Dataset rows for apps and sites
-.-.-

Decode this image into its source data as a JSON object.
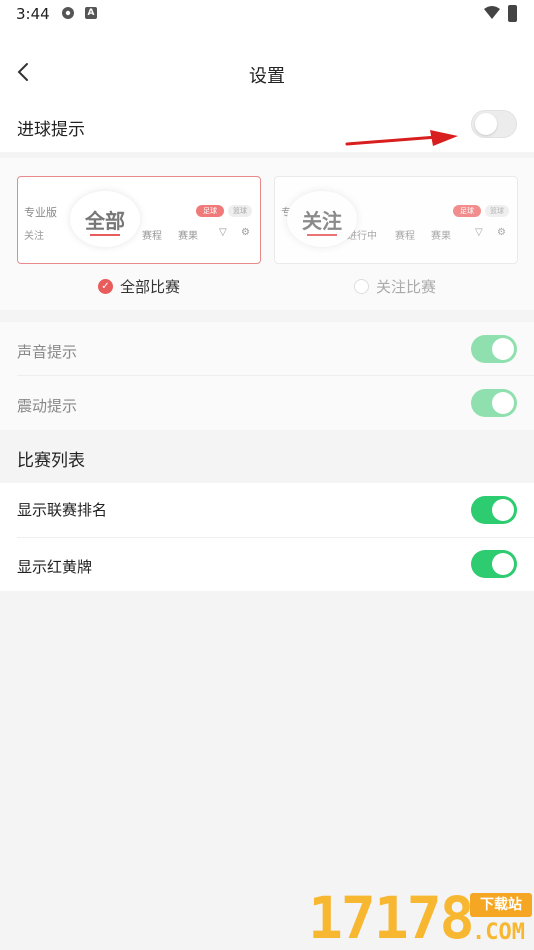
{
  "status_bar": {
    "time": "3:44"
  },
  "header": {
    "title": "设置"
  },
  "goal_alert": {
    "label": "进球提示",
    "enabled": false
  },
  "mode_cards": {
    "all": {
      "preview_title": "专业版",
      "preview_tab1": "关注",
      "preview_tab2": "赛程",
      "preview_tab3": "赛果",
      "badge_main": "足球",
      "badge_secondary": "篮球",
      "bubble": "全部"
    },
    "followed": {
      "preview_title": "专业版",
      "preview_tab1": "进行中",
      "preview_tab2": "赛程",
      "preview_tab3": "赛果",
      "badge_main": "足球",
      "badge_secondary": "篮球",
      "bubble": "关注"
    }
  },
  "mode_options": {
    "all": {
      "label": "全部比赛",
      "selected": true
    },
    "followed": {
      "label": "关注比赛",
      "selected": false
    }
  },
  "alerts": {
    "sound": {
      "label": "声音提示",
      "enabled": true
    },
    "vibrate": {
      "label": "震动提示",
      "enabled": true
    }
  },
  "match_list": {
    "section_title": "比赛列表",
    "show_rank": {
      "label": "显示联赛排名",
      "enabled": true
    },
    "show_cards": {
      "label": "显示红黄牌",
      "enabled": true
    }
  },
  "watermark": {
    "digits": "17178",
    "tag": "下载站",
    "suffix": ".COM"
  },
  "colors": {
    "accent_red": "#e85c5c",
    "toggle_green": "#2ecc71",
    "watermark_orange": "#f7b731"
  }
}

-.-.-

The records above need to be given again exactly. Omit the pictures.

Exercise response »
Decode this image into its source data as a JSON object.
{
  "status_bar": {
    "time": "3:44"
  },
  "header": {
    "title": "设置"
  },
  "goal_alert": {
    "label": "进球提示",
    "enabled": false
  },
  "mode_cards": {
    "all": {
      "preview_title": "专业版",
      "preview_tab1": "关注",
      "preview_tab2": "赛程",
      "preview_tab3": "赛果",
      "badge_main": "足球",
      "badge_secondary": "篮球",
      "bubble": "全部"
    },
    "followed": {
      "preview_title": "专业版",
      "preview_tab1": "进行中",
      "preview_tab2": "赛程",
      "preview_tab3": "赛果",
      "badge_main": "足球",
      "badge_secondary": "篮球",
      "bubble": "关注"
    }
  },
  "mode_options": {
    "all": {
      "label": "全部比赛",
      "selected": true
    },
    "followed": {
      "label": "关注比赛",
      "selected": false
    }
  },
  "alerts": {
    "sound": {
      "label": "声音提示",
      "enabled": true
    },
    "vibrate": {
      "label": "震动提示",
      "enabled": true
    }
  },
  "match_list": {
    "section_title": "比赛列表",
    "show_rank": {
      "label": "显示联赛排名",
      "enabled": true
    },
    "show_cards": {
      "label": "显示红黄牌",
      "enabled": true
    }
  },
  "watermark": {
    "digits": "17178",
    "tag": "下载站",
    "suffix": ".COM"
  },
  "colors": {
    "accent_red": "#e85c5c",
    "toggle_green": "#2ecc71",
    "watermark_orange": "#f7b731"
  }
}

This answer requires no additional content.